A network of adoptive families, birth families, and adoption professionals which exists to improve the lives of children and others touched by adoption through support and education. UFA is actively engaged in community outreach and advocacy to raise awareness of adoption as a loving option.

Monday, January 21, 2013

Adoption Myths Busted, Part 3

image by Stuart Miles
This is the third in our series of common misconceptions about adoption. Don't miss the introduction & the first and second myths in the series.

X "People who choose adoption are very young, have drug problems, are very poor, and have unstable lifestyles."

I wish this were true but as a result of these instabilities, such women generally lack the clarity and presence of mind to choose adoption. On the contrary, I've seen who've chosen adoption are conscientious, selfless, responsible people who, for those qualities, would make the best parents. In fact, by putting their child's needs above their own, that's just what they're being.

While women of all ages, socioeconomic backgrounds, and circumstances have chosen adoption, the average age is 22. A young girl's frontal lobe is not fully developed and she often won't have a very clear sense of the reality of tomorrow or the needs of another person outside of herself. So she's going mainly on instinct, which of course dictates that she does not separate from her offspring. Even at 18, it was nothing short of divine intervention that got me to, and through, my decision. That said, I have known girls, as young as 12, wise beyond their years and they are my heroes!

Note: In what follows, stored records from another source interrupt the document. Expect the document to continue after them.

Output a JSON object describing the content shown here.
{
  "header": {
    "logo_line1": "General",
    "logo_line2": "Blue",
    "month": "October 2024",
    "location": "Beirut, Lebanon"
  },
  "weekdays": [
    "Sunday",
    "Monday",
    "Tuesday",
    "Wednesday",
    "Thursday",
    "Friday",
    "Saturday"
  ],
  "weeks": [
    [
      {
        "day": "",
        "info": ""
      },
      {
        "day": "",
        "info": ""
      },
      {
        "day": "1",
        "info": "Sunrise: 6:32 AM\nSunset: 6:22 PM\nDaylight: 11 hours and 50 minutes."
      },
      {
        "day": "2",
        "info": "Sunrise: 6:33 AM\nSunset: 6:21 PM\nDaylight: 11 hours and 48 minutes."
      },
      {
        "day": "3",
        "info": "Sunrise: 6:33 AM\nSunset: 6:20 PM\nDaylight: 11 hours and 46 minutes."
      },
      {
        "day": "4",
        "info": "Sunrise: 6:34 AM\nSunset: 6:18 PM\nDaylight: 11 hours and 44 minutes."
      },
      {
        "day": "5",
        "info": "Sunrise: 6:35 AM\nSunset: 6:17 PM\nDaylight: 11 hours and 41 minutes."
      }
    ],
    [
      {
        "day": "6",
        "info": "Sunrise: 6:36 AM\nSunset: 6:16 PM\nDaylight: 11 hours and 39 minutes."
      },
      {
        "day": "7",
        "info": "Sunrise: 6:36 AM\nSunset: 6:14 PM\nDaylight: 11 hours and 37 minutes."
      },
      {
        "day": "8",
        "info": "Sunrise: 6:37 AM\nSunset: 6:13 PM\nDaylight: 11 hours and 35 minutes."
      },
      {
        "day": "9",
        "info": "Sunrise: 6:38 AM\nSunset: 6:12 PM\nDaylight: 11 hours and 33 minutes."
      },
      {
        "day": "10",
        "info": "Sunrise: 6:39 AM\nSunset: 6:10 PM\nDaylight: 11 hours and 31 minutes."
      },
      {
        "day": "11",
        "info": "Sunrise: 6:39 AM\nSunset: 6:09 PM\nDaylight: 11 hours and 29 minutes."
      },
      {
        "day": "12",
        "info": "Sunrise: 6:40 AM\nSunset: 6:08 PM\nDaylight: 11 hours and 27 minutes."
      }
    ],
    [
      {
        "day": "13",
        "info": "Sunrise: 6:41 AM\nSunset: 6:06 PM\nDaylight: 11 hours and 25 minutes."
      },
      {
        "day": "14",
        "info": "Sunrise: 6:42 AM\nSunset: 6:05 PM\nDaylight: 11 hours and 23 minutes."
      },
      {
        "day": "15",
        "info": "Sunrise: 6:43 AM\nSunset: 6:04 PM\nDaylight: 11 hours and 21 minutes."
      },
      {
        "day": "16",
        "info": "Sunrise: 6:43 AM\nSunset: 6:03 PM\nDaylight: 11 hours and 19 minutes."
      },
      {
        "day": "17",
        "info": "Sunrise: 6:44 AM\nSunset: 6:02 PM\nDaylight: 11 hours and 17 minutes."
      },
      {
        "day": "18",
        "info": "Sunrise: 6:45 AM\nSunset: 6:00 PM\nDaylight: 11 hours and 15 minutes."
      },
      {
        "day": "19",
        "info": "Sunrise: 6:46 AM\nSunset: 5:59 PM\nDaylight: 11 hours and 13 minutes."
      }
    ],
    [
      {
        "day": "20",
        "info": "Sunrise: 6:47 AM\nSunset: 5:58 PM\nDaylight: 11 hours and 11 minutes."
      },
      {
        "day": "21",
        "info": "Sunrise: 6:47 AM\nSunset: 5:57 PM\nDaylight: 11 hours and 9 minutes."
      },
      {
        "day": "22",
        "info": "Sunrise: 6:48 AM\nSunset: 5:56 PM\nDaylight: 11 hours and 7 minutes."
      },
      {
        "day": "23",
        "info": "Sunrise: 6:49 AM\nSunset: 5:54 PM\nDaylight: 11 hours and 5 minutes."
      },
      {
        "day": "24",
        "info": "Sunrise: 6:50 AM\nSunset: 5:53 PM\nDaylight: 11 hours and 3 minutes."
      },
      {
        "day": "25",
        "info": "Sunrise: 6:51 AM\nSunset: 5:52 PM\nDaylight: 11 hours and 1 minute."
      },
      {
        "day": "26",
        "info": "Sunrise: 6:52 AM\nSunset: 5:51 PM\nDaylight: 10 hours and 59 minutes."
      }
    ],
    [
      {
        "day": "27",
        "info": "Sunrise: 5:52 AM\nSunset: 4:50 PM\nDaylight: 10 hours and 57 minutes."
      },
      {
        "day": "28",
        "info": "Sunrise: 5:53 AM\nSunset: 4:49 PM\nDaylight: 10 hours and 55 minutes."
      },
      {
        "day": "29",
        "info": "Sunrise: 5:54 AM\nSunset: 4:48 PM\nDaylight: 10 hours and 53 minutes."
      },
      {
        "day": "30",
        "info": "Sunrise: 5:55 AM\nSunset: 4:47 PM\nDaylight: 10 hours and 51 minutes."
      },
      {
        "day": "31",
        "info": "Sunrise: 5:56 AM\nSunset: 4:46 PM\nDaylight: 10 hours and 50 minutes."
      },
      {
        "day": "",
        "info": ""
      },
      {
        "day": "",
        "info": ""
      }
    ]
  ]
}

One of my many resistances to the idea of adoption was that I thought I didn't fit the bill. I thought adoption was for "those girls," the ones who would clearly be terrible parents. But I knew I was a good person. I would be a good mom. I thought, "If you can raise your child, you do." I now know it's a matter of good, better, best.

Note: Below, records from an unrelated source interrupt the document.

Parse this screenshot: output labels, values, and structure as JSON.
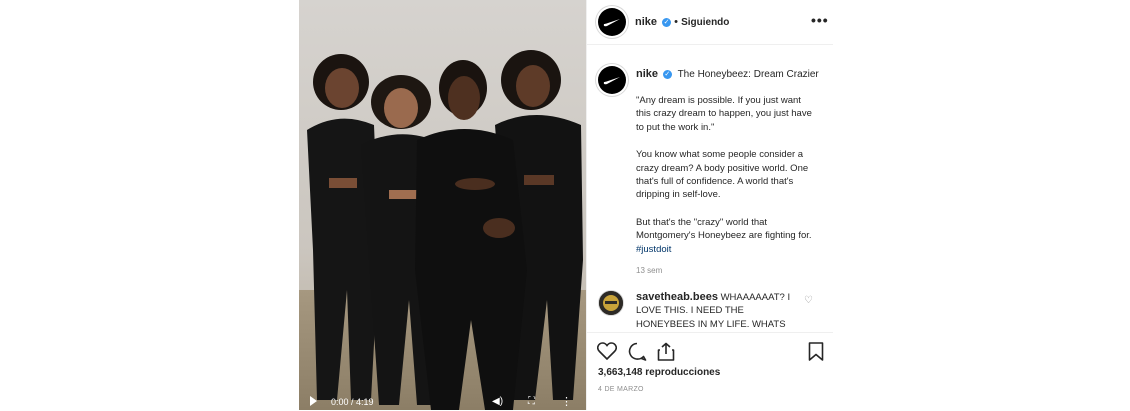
{
  "header": {
    "username": "nike",
    "separator": "•",
    "following_label": "Siguiendo",
    "more_label": "•••"
  },
  "caption": {
    "username": "nike",
    "title": "The Honeybeez: Dream Crazier",
    "paragraphs": [
      "\"Any dream is possible. If you just want this crazy dream to happen, you just have to put the work in.\"",
      "You know what some people consider a crazy dream? A body positive world. One that's full of confidence. A world that's dripping in self-love.",
      "But that's the \"crazy\" world that Montgomery's Honeybeez are fighting for."
    ],
    "hashtag": "#justdoit",
    "time_ago": "13 sem"
  },
  "comment": {
    "username": "savetheab.bees",
    "text": "WHAAAAAAT? I LOVE THIS. I NEED THE HONEYBEES IN MY LIFE. WHATS"
  },
  "actions": {
    "views_count": "3,663,148",
    "views_label": "reproducciones",
    "date": "4 DE MARZO"
  },
  "video": {
    "time": "0:00 / 4:19"
  },
  "colors": {
    "verified": "#3897f0",
    "hashtag": "#003569",
    "muted": "#8e8e8e",
    "border": "#efefef"
  },
  "icons": [
    "nike-swoosh-icon",
    "verified-icon",
    "more-icon",
    "heart-icon",
    "comment-icon",
    "share-icon",
    "bookmark-icon",
    "play-icon",
    "volume-icon",
    "fullscreen-icon"
  ]
}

We want to hear from you. Are people surprised when they find out "someone like you" chose adoption? Do people make faulty assumptions about your child's birth parents? Leave your comments below.

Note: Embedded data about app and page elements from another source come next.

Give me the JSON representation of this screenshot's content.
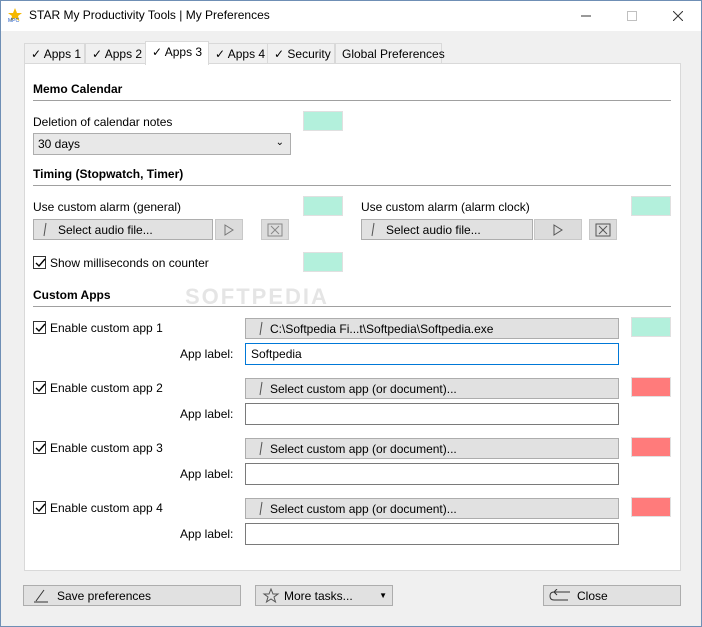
{
  "window": {
    "title": "STAR My Productivity Tools | My Preferences"
  },
  "tabs": [
    {
      "label": "Apps 1"
    },
    {
      "label": "Apps 2"
    },
    {
      "label": "Apps 3"
    },
    {
      "label": "Apps 4"
    },
    {
      "label": "Security"
    },
    {
      "label": "Global Preferences"
    }
  ],
  "active_tab": "Apps 3",
  "memo_calendar": {
    "title": "Memo Calendar",
    "deletion_label": "Deletion of calendar notes",
    "deletion_value": "30 days",
    "swatch_color": "#b3f0dc"
  },
  "timing": {
    "title": "Timing (Stopwatch, Timer)",
    "alarm_general_label": "Use custom alarm (general)",
    "alarm_clock_label": "Use custom alarm (alarm clock)",
    "select_audio_label": "Select audio file...",
    "show_ms_label": "Show milliseconds on counter"
  },
  "custom_apps": {
    "title": "Custom Apps",
    "app_label_caption": "App label:",
    "items": [
      {
        "enable_label": "Enable custom app 1",
        "path": "C:\\Softpedia Fi...t\\Softpedia\\Softpedia.exe",
        "label_value": "Softpedia",
        "color": "#b3f0dc"
      },
      {
        "enable_label": "Enable custom app 2",
        "path": "Select custom app (or document)...",
        "label_value": "",
        "color": "#ff7b7b"
      },
      {
        "enable_label": "Enable custom app 3",
        "path": "Select custom app (or document)...",
        "label_value": "",
        "color": "#ff7b7b"
      },
      {
        "enable_label": "Enable custom app 4",
        "path": "Select custom app (or document)...",
        "label_value": "",
        "color": "#ff7b7b"
      }
    ]
  },
  "footer": {
    "save_label": "Save preferences",
    "more_tasks_label": "More tasks...",
    "close_label": "Close"
  },
  "watermark": "SOFTPEDIA",
  "colors": {
    "mint": "#b3f0dc",
    "red": "#ff7b7b",
    "focus": "#0078d7"
  }
}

No comments:

Post a Comment

Thank you for taking time to comment on this post.
Your comment will be published after it is approved.

Google Analytics



Related Posts Plugin for WordPress, Blogger...